Bendroth, Margaret (2015). The Last Puritans: Mainline Protestants and the Power of the Past. Chapel Hill, North Carolina: University of North Carolina Press. ISBN 978-1-4696-2400-6. 
Billingsley, K. L. (1990). From Mainline to Sideline: The Social Witness of the National Council of Churches. Washington, DC: Ethics and Public Policy Center. ISBN 978-0-89633-141-9. 
Coffman, Elesha J. (2013). The Christian Century and the Rise of Mainline Protestantism.
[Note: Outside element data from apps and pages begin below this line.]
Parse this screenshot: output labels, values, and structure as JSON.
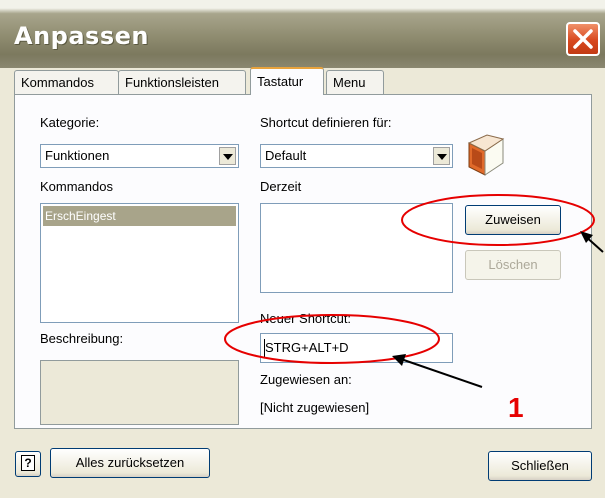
{
  "window": {
    "title": "Anpassen"
  },
  "tabs": [
    "Kommandos",
    "Funktionsleisten",
    "Tastatur",
    "Menu"
  ],
  "left": {
    "kategorie_label": "Kategorie:",
    "kategorie_value": "Funktionen",
    "kommandos_label": "Kommandos",
    "kommandos_items": [
      "ErschEingest"
    ],
    "beschreibung_label": "Beschreibung:"
  },
  "right": {
    "shortcut_for_label": "Shortcut definieren für:",
    "shortcut_for_value": "Default",
    "derzeit_label": "Derzeit",
    "zuweisen_label": "Zuweisen",
    "loeschen_label": "Löschen",
    "neuer_shortcut_label": "Neuer Shortcut:",
    "neuer_shortcut_value": "STRG+ALT+D",
    "zugewiesen_label": "Zugewiesen an:",
    "zugewiesen_value": "[Nicht zugewiesen]"
  },
  "footer": {
    "help_glyph": "?",
    "reset_label": "Alles zurücksetzen",
    "close_label": "Schließen"
  },
  "annotation": {
    "number": "1",
    "color": "#e60000"
  },
  "icons": [
    "close-icon",
    "book-icon",
    "help-icon",
    "chevron-down-icon"
  ]
}
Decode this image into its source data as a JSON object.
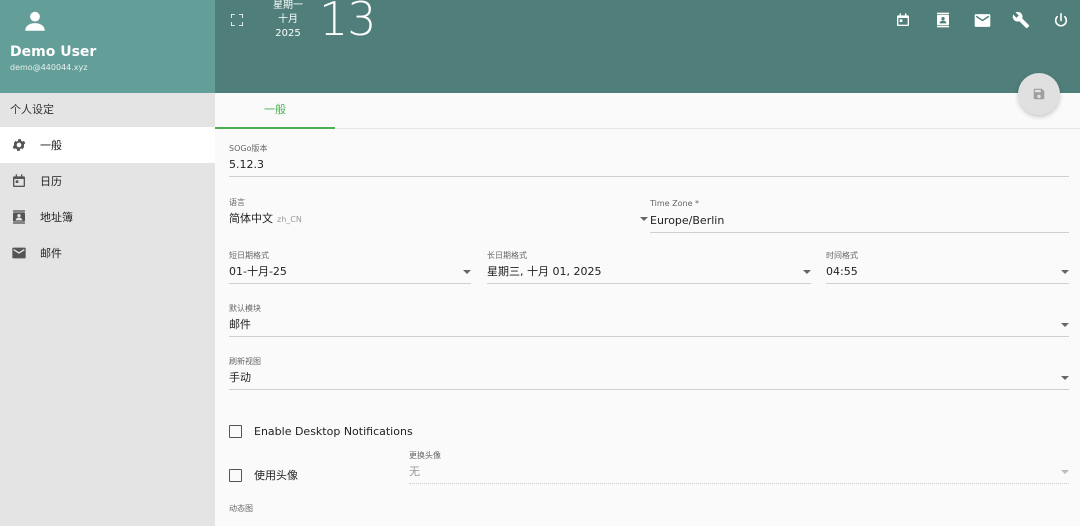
{
  "user": {
    "name": "Demo User",
    "email": "demo@440044.xyz"
  },
  "sidebar": {
    "section_title": "个人设定",
    "items": [
      {
        "label": "一般",
        "icon": "gear-icon",
        "active": true
      },
      {
        "label": "日历",
        "icon": "calendar-icon",
        "active": false
      },
      {
        "label": "地址簿",
        "icon": "contacts-icon",
        "active": false
      },
      {
        "label": "邮件",
        "icon": "mail-icon",
        "active": false
      }
    ]
  },
  "topbar": {
    "weekday": "星期一",
    "month": "十月",
    "year": "2025",
    "day": "13",
    "icons": [
      "calendar-icon",
      "contacts-icon",
      "mail-icon",
      "wrench-icon",
      "power-icon"
    ]
  },
  "tabs": [
    {
      "label": "一般"
    }
  ],
  "form": {
    "sogo_version": {
      "label": "SOGo版本",
      "value": "5.12.3"
    },
    "language": {
      "label": "语言",
      "value": "简体中文",
      "sub": "zh_CN"
    },
    "timezone": {
      "label": "Time Zone *",
      "value": "Europe/Berlin"
    },
    "short_date": {
      "label": "短日期格式",
      "value": "01-十月-25"
    },
    "long_date": {
      "label": "长日期格式",
      "value": "星期三, 十月 01, 2025"
    },
    "time_format": {
      "label": "时间格式",
      "value": "04:55"
    },
    "default_module": {
      "label": "默认模块",
      "value": "邮件"
    },
    "refresh_view": {
      "label": "刷新视图",
      "value": "手动"
    },
    "desktop_notifications": {
      "label": "Enable Desktop Notifications",
      "checked": false
    },
    "use_avatar": {
      "label": "使用头像",
      "checked": false
    },
    "alternate_avatar": {
      "label": "更换头像",
      "value": "无"
    },
    "animation": {
      "label": "动态图"
    }
  },
  "colors": {
    "sidebar_header": "#639e98",
    "topbar": "#4f7e7b",
    "accent": "#4caf50"
  }
}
New York: Oxford University Press. ISBN 978-0-19-993859-9. 
Dorrien, Gary (2001). The Making of American Liberal Theology. Volume 1: Imagining Progressive Religion, 1805–1900. Louisville, Kentucky: Westminster John Knox Press. ISBN 978-0-664-22354-0. 
 ———  (2003). The Making of American Liberal Theology. Volume 2: Idealism, Realism, and Modernity. Louisville, Kentucky: Westminster John Knox Press. ISBN 978-0-664-22355-7. 
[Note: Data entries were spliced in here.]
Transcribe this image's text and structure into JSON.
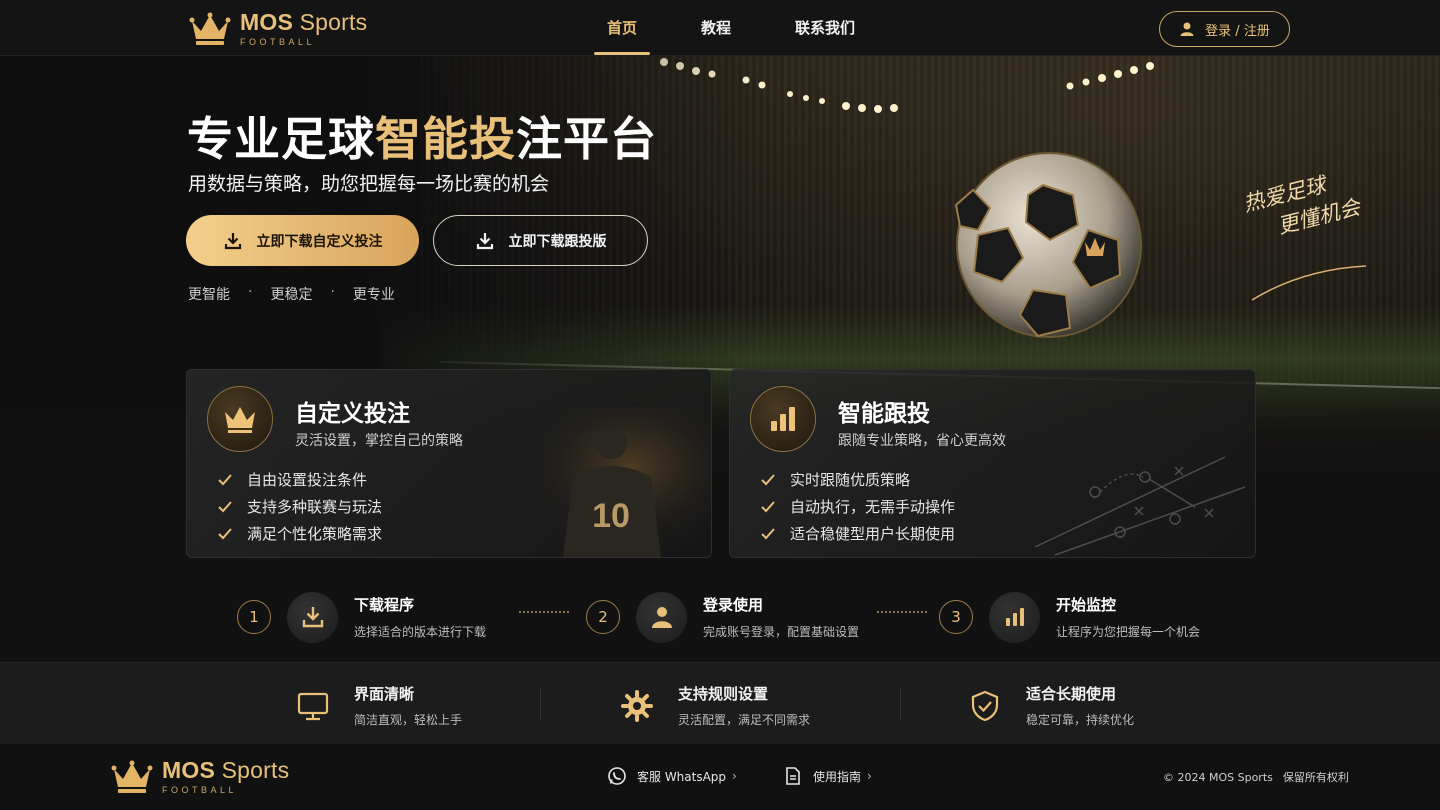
{
  "brand": {
    "name_bold": "MOS",
    "name_light": " Sports",
    "sub": "FOOTBALL"
  },
  "nav": [
    {
      "label": "首页",
      "active": true
    },
    {
      "label": "教程",
      "active": false
    },
    {
      "label": "联系我们",
      "active": false
    }
  ],
  "header": {
    "login_label": "登录 / 注册"
  },
  "hero": {
    "title_white": "专业足球",
    "title_gold": "智能投",
    "title_end": "注平台",
    "subtitle": "用数据与策略，助您把握每一场比赛的机会",
    "btn_primary": "立即下载自定义投注",
    "btn_secondary": "立即下载跟投版",
    "taglines": [
      "更智能",
      "更稳定",
      "更专业"
    ],
    "slogan": [
      "热爱足球",
      "更懂机会"
    ]
  },
  "cards": [
    {
      "title": "自定义投注",
      "desc": "灵活设置，掌控自己的策略",
      "items": [
        "自由设置投注条件",
        "支持多种联赛与玩法",
        "满足个性化策略需求"
      ],
      "jersey_number": "10"
    },
    {
      "title": "智能跟投",
      "desc": "跟随专业策略，省心更高效",
      "items": [
        "实时跟随优质策略",
        "自动执行，无需手动操作",
        "适合稳健型用户长期使用"
      ]
    }
  ],
  "steps": [
    {
      "num": "1",
      "title": "下载程序",
      "desc": "选择适合的版本进行下载",
      "icon": "download-icon"
    },
    {
      "num": "2",
      "title": "登录使用",
      "desc": "完成账号登录，配置基础设置",
      "icon": "user-icon"
    },
    {
      "num": "3",
      "title": "开始监控",
      "desc": "让程序为您把握每一个机会",
      "icon": "bar-chart-icon"
    }
  ],
  "features": [
    {
      "title": "界面清晰",
      "desc": "简洁直观，轻松上手",
      "icon": "monitor-icon"
    },
    {
      "title": "支持规则设置",
      "desc": "灵活配置，满足不同需求",
      "icon": "gear-icon"
    },
    {
      "title": "适合长期使用",
      "desc": "稳定可靠，持续优化",
      "icon": "shield-check-icon"
    }
  ],
  "footer": {
    "whatsapp": "客服 WhatsApp",
    "guide": "使用指南",
    "chevron": "›",
    "copyright": "© 2024 MOS Sports",
    "rights": "保留所有权利"
  },
  "colors": {
    "gold": "#e8c079",
    "background": "#0f0f10",
    "panel": "#1c1c1d"
  }
}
Edwards, Mark (2012). The Right of the Protestant Left: God's Totalitarianism. New York: Palgrave Macmillan. ISBN 978-1-137-01989-9. 
Hollinger, David A. (2013). After Cloven Tongues of Fire: Protestant Liberalism in Modern American History. Princeton, New Jersey: Princeton University Press. ISBN 978-0-691-15842-6. 
Marty, Martin E. (1989). "The Establishment That Was". The Christian Century. Vol. 106 no. 34. pp. 1045–1047. Retrieved October 3, 2016. 
 ———  (1999). Modern American Religion. Volume 3: Under God, Indivisible, 1941–1960. University of Chicago Press. ISBN 978-0-226-50899-3. 
Murchison, William (2009). Mortal Follies: Episcopalians and the Crisis of Mainline Christianity. New York: Encounter Books. ISBN 978-1-59403-230-1. 
Roof, Wade Clark; McKinney, William (1990). American Mainline Religion: Its Changing Shape and Future. New Brunswick, New Jersey: Rutgers University Press. ISBN 978-0-8135-1216-7. 
Tipton, Steven M. (2008). Public Pulpits: Methodists and Mainline Churches in the Moral Argument of Public Life. University of Chicago Press. ISBN 978-0-226-80474-3. 
Utter, Glenn H. (2007). Mainline Christians and U.S. Public Policy: A Reference Handbook. Santa Barbara, California: ABC-CLIO. ISBN 978-1-59884-000-1.